Biodiversity in oil-palm plantations is approximately half that of nearby tropical rainforests, reports a study published this week in Nature Communications. Understanding how ecological communities change when natural habitats are cleared for agriculture could help identify ways to maximise both the commercial and ecological value of land.
Clearance of rainforests to make way for commercial oil-palm plantations is one of the most rapid sources of land-use change in the tropics. The extent to which these changes affect biodiversity is not well understood, but they are predicted to negatively affect the overall functioning of ecosystems. One way of assessing this is by measuring metabolic energy flow. Metabolic energy refers to the caloric energy that flows through an ecosystem, often beginning with solar energy absorbed by plants, which is transported to the herbivores that eat them and then on to apex predators, before ending with decomposers such as bacteria. While some loss in metabolic energy is expected (for example when energy is converted to body heat and radiated away), a large loss of energy indicates a reduction in the functioning of the ecosystem.
Ulrich Brose and colleagues sample invertebrate communities among different land-use types in Indonesia and find that oil-palm plantations are less biodiverse than commercial rubber tree plantations, and contain around half the number of species when compared to natural forests. Calculating metabolic energy flow within each habitat, the authors also find that the efficiency of oil-palm food webs is less than half of natural forests. This indicates that species loss can lead to a direct and proportionate loss in the functioning of an ecosystem. Although rubber tree plantations also displayed reductions in energy flow, the authors suggest that commercial exploitation of this resource presents a more ecologically valuable use of forest land for commercial purposes.
Planetary science: Phosphine detected in the clouds of VenusNature Astronomy
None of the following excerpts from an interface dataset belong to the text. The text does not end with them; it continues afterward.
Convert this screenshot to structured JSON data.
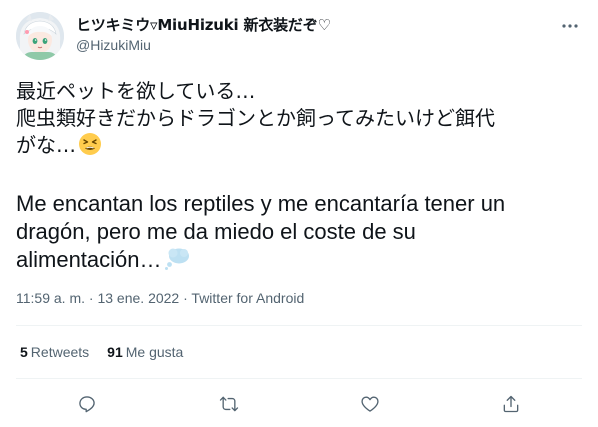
{
  "author": {
    "display_name": "ヒツキミウ▿MiuHizuki 新衣装だぞ♡",
    "handle": "@HizukiMiu",
    "avatar_icon": "avatar-anime-girl"
  },
  "tweet": {
    "lines_ja": [
      "最近ペットを欲している…",
      "爬虫類好きだからドラゴンとか飼ってみたいけど餌代",
      "がな…"
    ],
    "lines_es": [
      "Me encantan los reptiles y me encantaría tener un",
      "dragón, pero me da miedo el coste de su",
      "alimentación…"
    ],
    "emoji_ja": "tired-face-emoji",
    "emoji_es": "thought-balloon-emoji"
  },
  "meta": {
    "time": "11:59 a. m.",
    "sep1": " · ",
    "date": "13 ene. 2022",
    "sep2": " · ",
    "source": "Twitter for Android"
  },
  "stats": {
    "retweets_count": "5",
    "retweets_label": "Retweets",
    "likes_count": "91",
    "likes_label": "Me gusta"
  },
  "actions": [
    "reply-icon",
    "retweet-icon",
    "like-icon",
    "share-icon"
  ],
  "colors": {
    "text": "#0f1419",
    "secondary": "#536471",
    "divider": "#eff3f4"
  }
}
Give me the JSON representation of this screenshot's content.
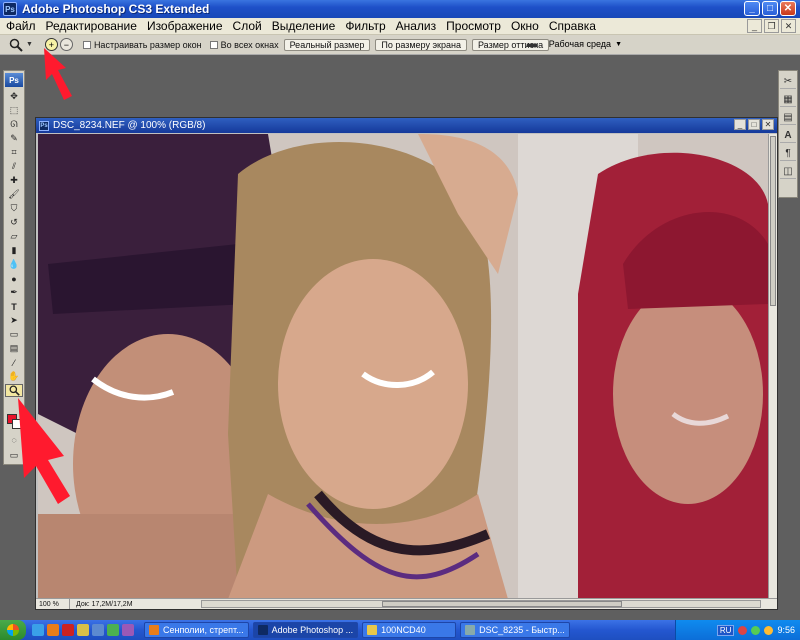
{
  "app": {
    "title": "Adobe Photoshop CS3 Extended",
    "ps_badge": "Ps"
  },
  "menu": [
    "Файл",
    "Редактирование",
    "Изображение",
    "Слой",
    "Выделение",
    "Фильтр",
    "Анализ",
    "Просмотр",
    "Окно",
    "Справка"
  ],
  "options": {
    "checkbox_resize": "Настраивать размер окон",
    "checkbox_all_windows": "Во всех окнах",
    "btn_actual": "Реальный размер",
    "btn_fit": "По размеру экрана",
    "btn_print": "Размер оттиска",
    "workspace_label": "Рабочая среда"
  },
  "toolbox": {
    "logo": "Ps"
  },
  "document": {
    "title": "DSC_8234.NEF @ 100% (RGB/8)",
    "zoom": "100 %",
    "doc_size": "Док: 17,2M/17,2M"
  },
  "taskbar": {
    "tasks": [
      "Сенполии, стрепт...",
      "Adobe Photoshop ...",
      "100NCD40",
      "DSC_8235 - Быстр..."
    ],
    "lang": "RU",
    "clock": "9:56"
  },
  "colors": {
    "foreground": "#e8122a",
    "background": "#ffffff",
    "arrow": "#ff1a2e"
  }
}
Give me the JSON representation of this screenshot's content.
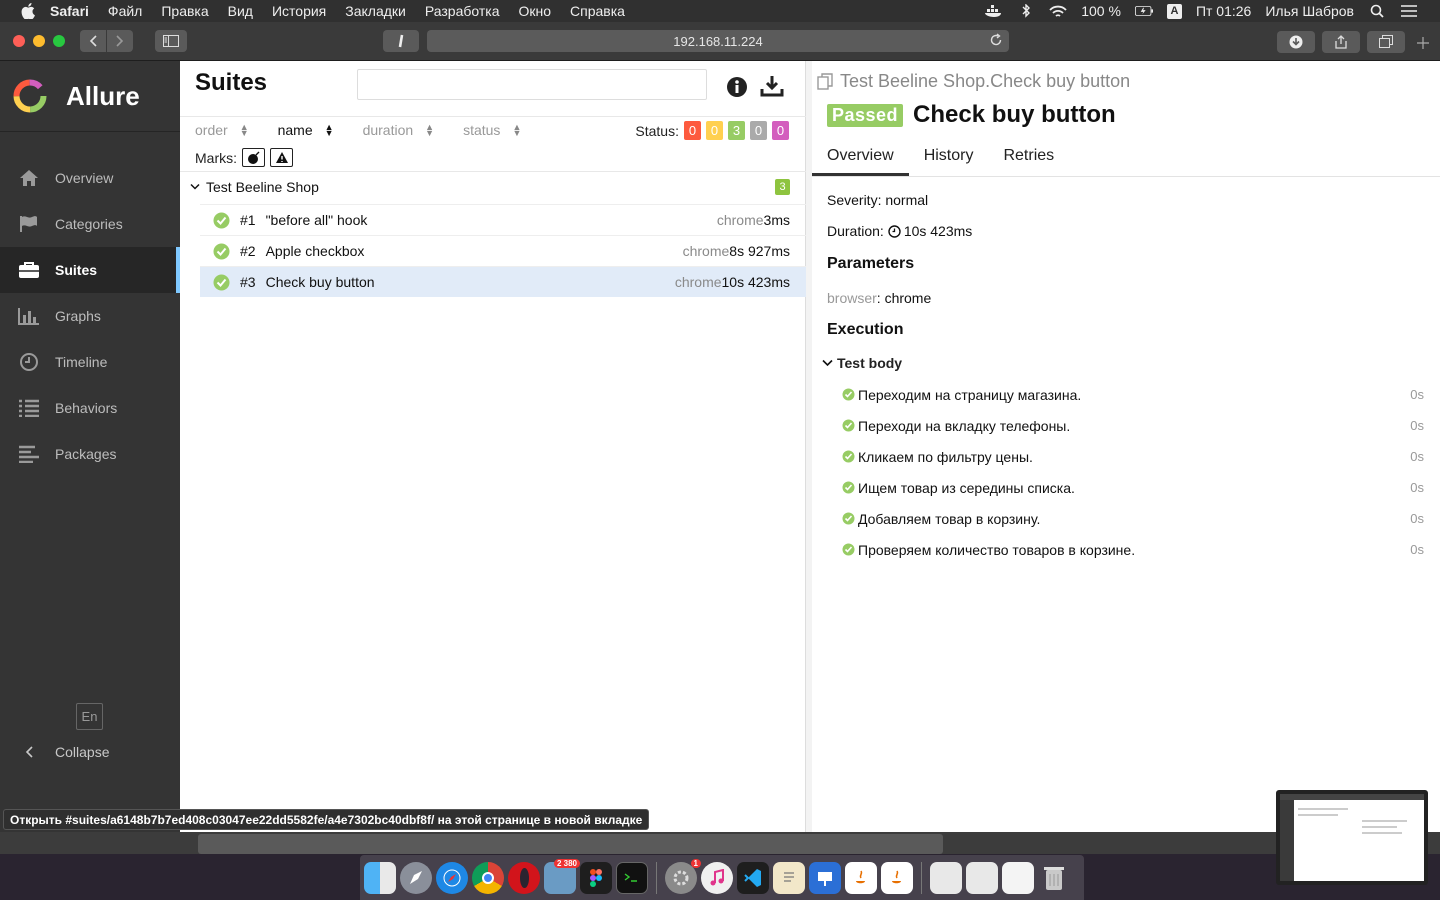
{
  "menubar": {
    "app": "Safari",
    "items": [
      "Файл",
      "Правка",
      "Вид",
      "История",
      "Закладки",
      "Разработка",
      "Окно",
      "Справка"
    ],
    "battery": "100 %",
    "keyboard": "A",
    "clock": "Пт 01:26",
    "user": "Илья Шабров"
  },
  "browser": {
    "url": "192.168.11.224"
  },
  "sidebar": {
    "brand": "Allure",
    "items": [
      {
        "label": "Overview",
        "icon": "home-icon"
      },
      {
        "label": "Categories",
        "icon": "flag-icon"
      },
      {
        "label": "Suites",
        "icon": "briefcase-icon"
      },
      {
        "label": "Graphs",
        "icon": "bar-chart-icon"
      },
      {
        "label": "Timeline",
        "icon": "clock-icon"
      },
      {
        "label": "Behaviors",
        "icon": "list-icon"
      },
      {
        "label": "Packages",
        "icon": "align-left-icon"
      }
    ],
    "active": "Suites",
    "lang": "En",
    "collapse": "Collapse"
  },
  "suites": {
    "title": "Suites",
    "search_placeholder": "",
    "sorters": [
      {
        "label": "order"
      },
      {
        "label": "name"
      },
      {
        "label": "duration"
      },
      {
        "label": "status"
      }
    ],
    "active_sorter": "name",
    "status_label": "Status:",
    "status_counts": [
      {
        "value": "0",
        "color": "#fd5a3e"
      },
      {
        "value": "0",
        "color": "#ffd050"
      },
      {
        "value": "3",
        "color": "#97cc64"
      },
      {
        "value": "0",
        "color": "#aaaaaa"
      },
      {
        "value": "0",
        "color": "#d35ebe"
      }
    ],
    "marks_label": "Marks:",
    "group": {
      "name": "Test Beeline Shop",
      "count": "3"
    },
    "tests": [
      {
        "num": "#1",
        "name": "\"before all\" hook",
        "browser": "chrome",
        "duration": "3ms"
      },
      {
        "num": "#2",
        "name": "Apple checkbox",
        "browser": "chrome",
        "duration": "8s 927ms"
      },
      {
        "num": "#3",
        "name": "Check buy button",
        "browser": "chrome",
        "duration": "10s 423ms"
      }
    ]
  },
  "details": {
    "breadcrumb": "Test Beeline Shop.Check buy button",
    "status": "Passed",
    "title": "Check buy button",
    "tabs": [
      "Overview",
      "History",
      "Retries"
    ],
    "active_tab": "Overview",
    "severity": "Severity: normal",
    "duration_label": "Duration:",
    "duration_value": "10s 423ms",
    "parameters_heading": "Parameters",
    "param_key": "browser",
    "param_value": ": chrome",
    "execution_heading": "Execution",
    "step_group": "Test body",
    "steps": [
      {
        "name": "Переходим на страницу магазина.",
        "duration": "0s"
      },
      {
        "name": "Переходи на вкладку телефоны.",
        "duration": "0s"
      },
      {
        "name": "Кликаем по фильтру цены.",
        "duration": "0s"
      },
      {
        "name": "Ищем товар из середины списка.",
        "duration": "0s"
      },
      {
        "name": "Добавляем товар в корзину.",
        "duration": "0s"
      },
      {
        "name": "Проверяем количество товаров в корзине.",
        "duration": "0s"
      }
    ]
  },
  "statusbar": {
    "link_preview": "Открыть #suites/a6148b7b7ed408c03047ee22dd5582fe/a4e7302bc40dbf8f/ на этой странице в новой вкладке"
  },
  "dock": {
    "badge_mail": "2 380",
    "badge_prefs": "1"
  }
}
Epidemiology: US COVID-19 cases may be substantially underestimatedNature Communications
Ecology: Fast-growing trees die young and could affect carbon storageNature Communications